Exercise requirements: From the records below, copy the lines that include "icon".

(Stored entries)
################
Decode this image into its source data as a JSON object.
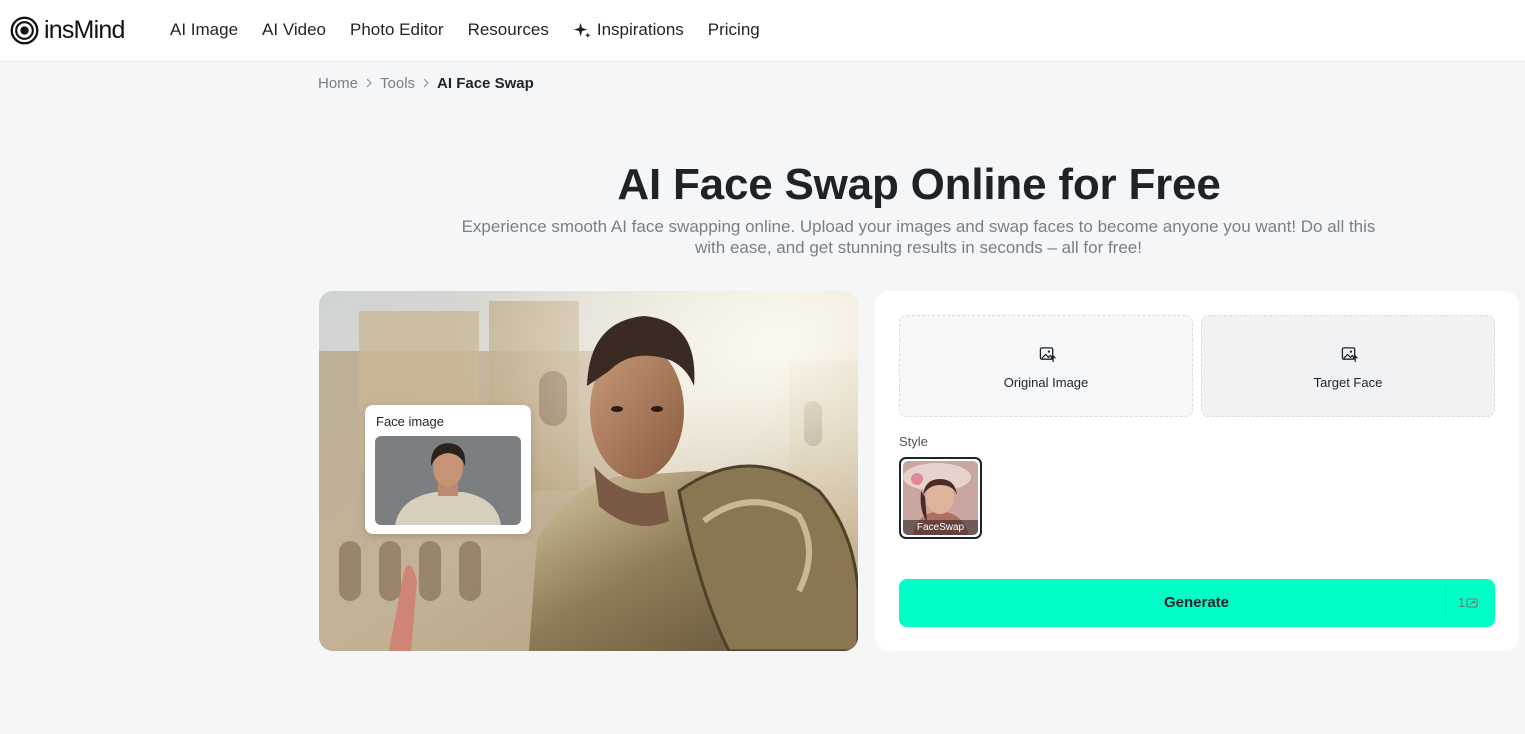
{
  "header": {
    "logo_text": "insMind",
    "logo_icon": "insmind-logo-icon",
    "nav": [
      {
        "label": "AI Image"
      },
      {
        "label": "AI Video"
      },
      {
        "label": "Photo Editor"
      },
      {
        "label": "Resources"
      },
      {
        "label": "Inspirations",
        "icon": "sparkle-icon"
      },
      {
        "label": "Pricing"
      }
    ]
  },
  "breadcrumb": {
    "items": [
      "Home",
      "Tools",
      "AI Face Swap"
    ],
    "separator_icon": "chevron-right-icon"
  },
  "hero": {
    "title": "AI Face Swap Online for Free",
    "subtitle": "Experience smooth AI face swapping online. Upload your images and swap faces to become anyone you want! Do all this with ease, and get stunning results in seconds – all for free!"
  },
  "preview": {
    "face_card_label": "Face image"
  },
  "panel": {
    "original_label": "Original Image",
    "target_label": "Target Face",
    "upload_icon": "image-upload-icon",
    "style_label": "Style",
    "styles": [
      {
        "name": "FaceSwap",
        "selected": true
      }
    ],
    "generate_label": "Generate",
    "generate_cost": "1",
    "credit_icon": "credit-icon"
  },
  "colors": {
    "accent": "#00ffc6",
    "page_bg": "#f5f6f7",
    "text": "#1f2329",
    "muted": "#7a7f87"
  }
}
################
Response area:
    "logo_icon": "insmind-logo-icon",
        "icon": "sparkle-icon"
    "separator_icon": "chevron-right-icon"
    "upload_icon": "image-upload-icon",
    "credit_icon": "credit-icon"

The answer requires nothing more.